I have found myself longing for the curls the mixed girls have. If I could just have that pretty, springy bouncy, loose golden-red curls like Freddie from “A Different World” I’d be in there. That thought reinforces the dogma of good hair vs. bad hair. In my mind I have bad hair because I’m not mixed. I am valuing the whiteness.

I find myself in “professional” settings code-switching because I have been taught that the way I naturally speak is not professional, not appropriate, not white enough. So I over-enunciate things trying to meet the European Colonial Ideal.

Even as a child, Black dolls weren’t readily available to poor black people. It was either a white doll or nothing. The lack of positive images of Black girls and women teaches little Black girls that there is no value in Blackness. You find little girls aspiring to be like their white dolls. Straight hair, light eyes, and fair skin.

Chinweizu, author of The West and the Rest of Us: White Predators, Black Slavers, and the African Elite, wrote: “The central objective in decolonizing the African mind is to overthrow the authority that alien traditions exercise over the African. This demands the dismantling of white supremacist beliefs, and the structures which uphold them, in every area of African life. It must be stressed, however, that decolonization does not mean ignorance of foreign traditions; it simply means denial of their authority and withdrawal of allegiance from them.”
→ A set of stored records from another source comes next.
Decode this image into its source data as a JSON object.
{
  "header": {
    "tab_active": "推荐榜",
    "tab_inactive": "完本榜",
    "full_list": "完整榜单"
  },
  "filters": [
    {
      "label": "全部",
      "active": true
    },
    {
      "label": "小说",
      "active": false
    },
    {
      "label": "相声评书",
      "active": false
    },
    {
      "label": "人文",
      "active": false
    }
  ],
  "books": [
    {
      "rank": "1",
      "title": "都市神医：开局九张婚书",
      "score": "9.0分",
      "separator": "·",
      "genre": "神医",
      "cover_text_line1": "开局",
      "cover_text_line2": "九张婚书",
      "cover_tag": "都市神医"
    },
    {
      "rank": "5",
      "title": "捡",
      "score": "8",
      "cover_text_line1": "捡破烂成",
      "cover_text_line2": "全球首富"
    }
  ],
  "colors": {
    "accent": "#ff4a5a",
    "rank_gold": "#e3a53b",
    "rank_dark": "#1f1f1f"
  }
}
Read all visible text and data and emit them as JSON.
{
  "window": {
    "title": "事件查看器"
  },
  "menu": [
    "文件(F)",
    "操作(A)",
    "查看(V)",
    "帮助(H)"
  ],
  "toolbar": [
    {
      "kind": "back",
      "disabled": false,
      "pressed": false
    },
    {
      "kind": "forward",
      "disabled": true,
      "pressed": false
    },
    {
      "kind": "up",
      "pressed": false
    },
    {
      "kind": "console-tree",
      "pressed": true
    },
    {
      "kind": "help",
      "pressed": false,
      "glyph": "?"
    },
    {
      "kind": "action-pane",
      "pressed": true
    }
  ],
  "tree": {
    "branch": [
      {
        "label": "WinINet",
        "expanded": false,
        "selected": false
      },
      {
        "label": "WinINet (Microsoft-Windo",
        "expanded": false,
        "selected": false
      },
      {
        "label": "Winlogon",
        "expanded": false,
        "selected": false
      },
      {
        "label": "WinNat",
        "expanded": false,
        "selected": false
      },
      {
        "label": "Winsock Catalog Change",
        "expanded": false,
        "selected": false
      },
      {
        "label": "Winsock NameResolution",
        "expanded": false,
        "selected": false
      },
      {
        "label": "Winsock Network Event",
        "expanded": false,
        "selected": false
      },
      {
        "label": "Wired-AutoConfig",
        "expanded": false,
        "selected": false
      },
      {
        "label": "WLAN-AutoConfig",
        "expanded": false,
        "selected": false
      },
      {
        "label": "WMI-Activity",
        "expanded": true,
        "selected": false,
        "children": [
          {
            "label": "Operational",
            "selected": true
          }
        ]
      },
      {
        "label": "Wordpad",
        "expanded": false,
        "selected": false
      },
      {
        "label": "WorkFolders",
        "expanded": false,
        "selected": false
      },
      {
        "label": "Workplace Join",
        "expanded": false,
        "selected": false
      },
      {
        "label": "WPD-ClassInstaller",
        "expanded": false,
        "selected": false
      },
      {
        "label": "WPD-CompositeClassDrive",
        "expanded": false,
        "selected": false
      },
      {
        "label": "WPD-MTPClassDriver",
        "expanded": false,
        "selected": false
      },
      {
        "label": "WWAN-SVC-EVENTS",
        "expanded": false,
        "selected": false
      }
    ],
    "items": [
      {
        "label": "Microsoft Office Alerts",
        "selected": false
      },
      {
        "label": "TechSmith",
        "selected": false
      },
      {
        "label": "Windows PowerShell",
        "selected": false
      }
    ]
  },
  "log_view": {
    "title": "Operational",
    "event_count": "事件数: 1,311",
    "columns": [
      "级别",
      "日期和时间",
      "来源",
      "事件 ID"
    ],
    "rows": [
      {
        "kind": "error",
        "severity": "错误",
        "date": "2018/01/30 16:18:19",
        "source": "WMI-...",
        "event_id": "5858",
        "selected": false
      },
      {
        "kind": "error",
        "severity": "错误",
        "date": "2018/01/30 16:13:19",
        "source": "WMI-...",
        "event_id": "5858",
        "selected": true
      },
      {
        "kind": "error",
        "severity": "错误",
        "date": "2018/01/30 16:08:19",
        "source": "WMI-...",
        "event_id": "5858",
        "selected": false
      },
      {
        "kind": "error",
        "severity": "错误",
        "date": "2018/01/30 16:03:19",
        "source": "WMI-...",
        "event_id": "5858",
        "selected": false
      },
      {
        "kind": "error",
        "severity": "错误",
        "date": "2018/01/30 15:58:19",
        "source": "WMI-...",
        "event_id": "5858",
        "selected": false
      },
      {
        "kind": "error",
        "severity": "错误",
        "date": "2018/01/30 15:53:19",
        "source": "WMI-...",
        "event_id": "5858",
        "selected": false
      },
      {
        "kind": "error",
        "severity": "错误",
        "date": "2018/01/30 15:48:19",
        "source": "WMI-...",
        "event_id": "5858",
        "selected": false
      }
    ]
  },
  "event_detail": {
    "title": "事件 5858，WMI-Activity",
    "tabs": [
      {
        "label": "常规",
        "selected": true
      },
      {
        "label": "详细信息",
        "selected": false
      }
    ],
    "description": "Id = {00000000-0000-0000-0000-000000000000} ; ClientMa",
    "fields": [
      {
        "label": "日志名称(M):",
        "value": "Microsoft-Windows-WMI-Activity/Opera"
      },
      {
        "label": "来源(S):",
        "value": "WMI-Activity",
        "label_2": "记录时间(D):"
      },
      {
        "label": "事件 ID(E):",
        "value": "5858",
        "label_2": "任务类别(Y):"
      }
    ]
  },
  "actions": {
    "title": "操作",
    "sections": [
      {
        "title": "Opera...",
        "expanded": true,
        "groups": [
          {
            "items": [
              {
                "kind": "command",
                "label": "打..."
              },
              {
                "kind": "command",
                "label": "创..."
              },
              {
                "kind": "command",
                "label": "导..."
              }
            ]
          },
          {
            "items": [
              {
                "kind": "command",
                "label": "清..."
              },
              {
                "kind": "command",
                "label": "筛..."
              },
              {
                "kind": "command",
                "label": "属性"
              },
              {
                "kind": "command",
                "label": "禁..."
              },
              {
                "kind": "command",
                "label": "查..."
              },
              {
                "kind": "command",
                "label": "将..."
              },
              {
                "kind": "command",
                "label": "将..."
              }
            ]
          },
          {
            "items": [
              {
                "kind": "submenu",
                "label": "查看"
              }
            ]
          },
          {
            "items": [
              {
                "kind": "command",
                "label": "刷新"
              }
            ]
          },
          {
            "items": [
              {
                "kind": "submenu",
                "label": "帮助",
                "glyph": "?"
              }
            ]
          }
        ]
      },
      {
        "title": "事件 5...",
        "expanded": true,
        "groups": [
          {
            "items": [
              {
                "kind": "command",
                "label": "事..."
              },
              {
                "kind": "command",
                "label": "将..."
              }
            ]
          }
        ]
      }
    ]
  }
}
In line with Chinweizu’s position on decolonizing the African mind, Black women must consciously nullify the power of the European Colonial Ideal by embracing their curves, kinky hair, and melanin in spite of societal pressure to act, look and embrace the alien ideals of colonialism. Black women must create outlets and safe places to share positive images, common experiences, empowering stories to invalidate the degradation they suffer at the hands of a Eurocentric world. We must perpetuate our own agenda by living an authentic life filled with self-love, active support of each other, and the constant seeking of knowledge to bridge the educational and spiritual gap between the Diaspora and the essence of Mother Africa.